Security compliance obligations are exhausting UK organizations

A photo of a silhouette of a hand holding a gavel is in the foreground, with a futuristic mesh of blue lines in the background
(Image credit: Getty Images)

UK organizations are deprioritizing compliance work due to the time and financial investment it requires, according to new research from Vanta.

Vanta’s State of Trust Report found that amidst shrinking budgets and staffing shortages, firms are reallocating resources away from compliance obligations.

The report shows UK businesses are spending more than nine working weeks each year on staying compliant with current security standards, working out to eight hours a week – above the global average of seven and a half.

Exacerbating the issue is the fact that businesses are finding it harder to stay up-to-date with new regulations. More than half (55%) of respondents said remaining compliant with national standards is becoming increasingly challenging.

This has led to a fatigue among businesses as 44% of respondents admit their organization has deprioritized compliance due to the time it takes.

The study found on average only 9% of IT budgets are dedicated to security and 33% of leaders say their overall budgets are shrinking. 

Furthermore, 34% of decision-makers in the UK have already reduced their IT security budget, with another 28% planning on cutting security funding in the future.

The strain on IT departments isn’t just limited to finances, Vanta revealed, but also related to staffing. One-in-four businesses said they have reduced their IT staff in the last year. 

A third of respondents ranked the lack of staffing to manage the compliance process as the biggest barrier they face to proving and demonstrating security externally.

The security improvement imperative

The findings show organizations recognize they are faced with an increasingly sophisticated security landscape and need to adapt to growing threats.

Almost two-thirds (66%) of UK respondents agree their business requires security and compliance improvement measures, with one-in-four characterizing their organization’s security and compliance strategy as reactive.

Over half of IT decision-makers admit they are concerned data management is becoming more challenging with the widespread adoption of artificial intelligence (AI) tools and that using generative AI could erode customer trust.

Automation could be the key 

Despite these concerns, many IT leaders identified AI as part of the solution to help businesses struggling to keep up with compliance obligations.

The lack of automation to replace manual work was identified by 30% of respondents as the largest factor inhibiting their ability to meet security standards. 

Vanta’s findings reveal half of businesses globally are still managing risk surfaces manually, and this increases to 54% of businesses in the UK. 

As a result, 63% decision-makers believe automating compliance could save their organizations time and money. A strong majority of businesses (81%) plan on increasing their use of automation or have done so already. 


Red whitepaper cover with title and logo above circular images of colleagues using laptops, and servers

(Image credit: Trend Micro)
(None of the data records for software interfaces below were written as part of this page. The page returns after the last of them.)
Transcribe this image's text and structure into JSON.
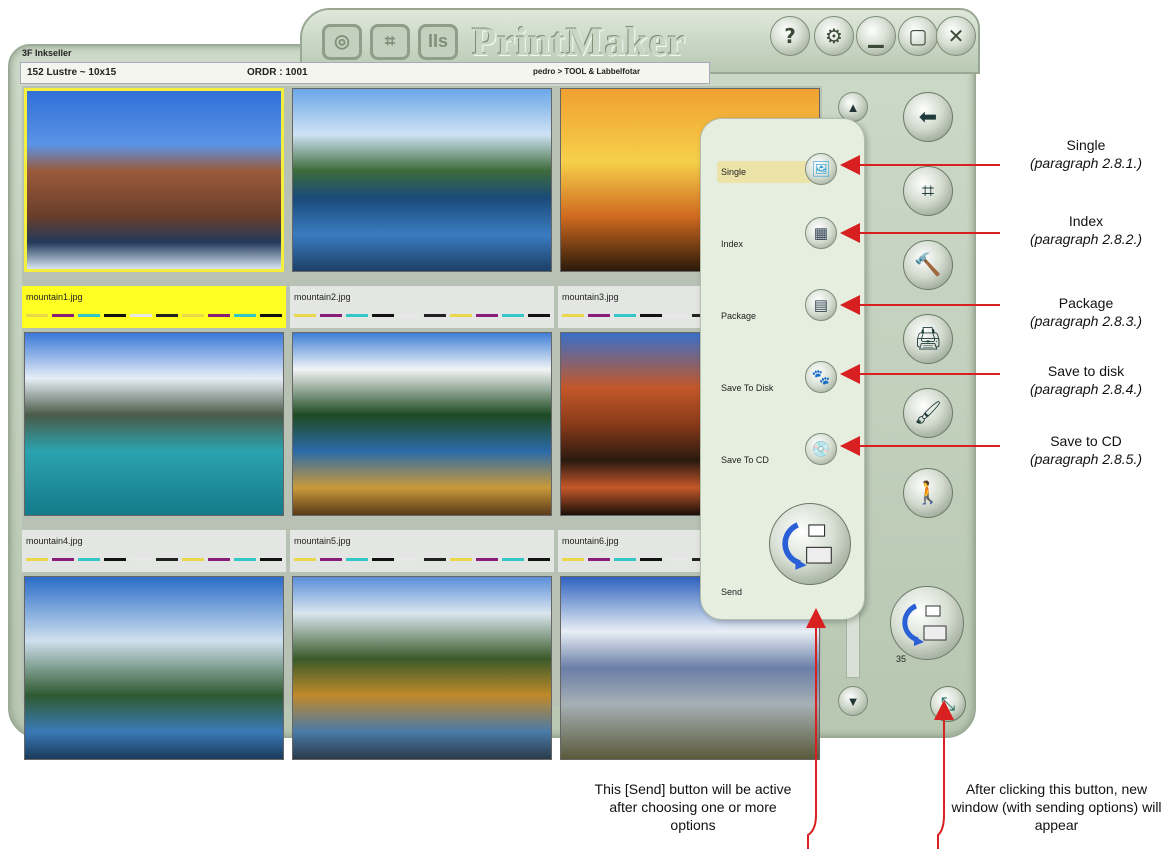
{
  "app": {
    "brand": "PrintMaker",
    "logo_letters": [
      "◎",
      "⌗",
      "IIs"
    ],
    "window_title": "3F Inkseller",
    "paper": "152 Lustre ~ 10x15",
    "order": "ORDR : 1001",
    "path": "pedro > TOOL & Labbelfotar"
  },
  "titlebar_buttons": [
    {
      "name": "help-icon",
      "glyph": "?"
    },
    {
      "name": "settings-gear-icon",
      "glyph": "⚙"
    },
    {
      "name": "minimize-icon",
      "glyph": "▁"
    },
    {
      "name": "maximize-icon",
      "glyph": "▢"
    },
    {
      "name": "close-icon",
      "glyph": "✕"
    }
  ],
  "photos": [
    {
      "name": "mountain1.jpg",
      "selected": true,
      "scene": "rocky-peaks"
    },
    {
      "name": "mountain2.jpg",
      "selected": false,
      "scene": "lake-reflection"
    },
    {
      "name": "mountain3.jpg",
      "selected": false,
      "scene": "palm-sunset"
    },
    {
      "name": "mountain4.jpg",
      "selected": false,
      "scene": "turquoise-lake"
    },
    {
      "name": "mountain5.jpg",
      "selected": false,
      "scene": "forest-lake"
    },
    {
      "name": "mountain6.jpg",
      "selected": false,
      "scene": "red-canyon"
    },
    {
      "name": "",
      "selected": false,
      "scene": "misty-peak"
    },
    {
      "name": "",
      "selected": false,
      "scene": "autumn-valley"
    },
    {
      "name": "",
      "selected": false,
      "scene": "acacia-kilimanjaro"
    }
  ],
  "color_bars": [
    "#e8d84a",
    "#8b1d7a",
    "#33c7c7",
    "#111111",
    "#e8e8e8",
    "#222222",
    "#e8d84a",
    "#8b1d7a",
    "#33c7c7",
    "#111111"
  ],
  "send_menu": {
    "options": [
      {
        "label": "Single",
        "icon": "single-print-icon",
        "highlighted": true
      },
      {
        "label": "Index",
        "icon": "index-grid-icon",
        "highlighted": false
      },
      {
        "label": "Package",
        "icon": "package-icon",
        "highlighted": false
      },
      {
        "label": "Save To Disk",
        "icon": "save-to-disk-icon",
        "highlighted": false
      },
      {
        "label": "Save To CD",
        "icon": "save-to-cd-icon",
        "highlighted": false
      }
    ],
    "send_label": "Send"
  },
  "right_toolbar": [
    {
      "name": "back-arrow-icon",
      "glyph": "⬅"
    },
    {
      "name": "crop-icon",
      "glyph": "⌗"
    },
    {
      "name": "hammer-tool-icon",
      "glyph": "🔨"
    },
    {
      "name": "print-to-printer-icon",
      "glyph": "🖨"
    },
    {
      "name": "brush-color-icon",
      "glyph": "🖌"
    },
    {
      "name": "person-icon",
      "glyph": "🚶"
    }
  ],
  "send_badge": "35",
  "annotations": {
    "callouts": [
      {
        "title": "Single",
        "ref": "(paragraph 2.8.1.)"
      },
      {
        "title": "Index",
        "ref": "(paragraph 2.8.2.)"
      },
      {
        "title": "Package",
        "ref": "(paragraph 2.8.3.)"
      },
      {
        "title": "Save to disk",
        "ref": "(paragraph 2.8.4.)"
      },
      {
        "title": "Save to CD",
        "ref": "(paragraph 2.8.5.)"
      }
    ],
    "send_note": "This [Send] button will be active after choosing one or more options",
    "open_note": "After clicking this button, new window (with sending options) will appear"
  }
}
Get a clear understanding of what vulnerability research can accomplish in terms of cyber security


Respondents think they could save upwards of two hours per week if security and compliance tasks were automated, which works out to over two and a half working weeks per year.

Diego Susa, head of engineering at Unleash, believes automation will be an integral part of compliance activities moving forward, without sacrificing trust.

“Human-driven compliance is so slow that it will stifle your innovation and time-to market. When it comes to compliance, automation is king," he said. 

"The platforms and tools we’re using to build our product generate more than enough evidence to prove security. You don’t need humans to do unnecessary work to prove your company is trustworthy.” 

Solomon Klappholz
Staff Writer

Solomon Klappholz is a Staff Writer at ITPro. He has experience writing about the technologies that facilitate industrial manufacturing which led to him developing a particular interest in IT regulation, industrial infrastructure applications, and machine learning.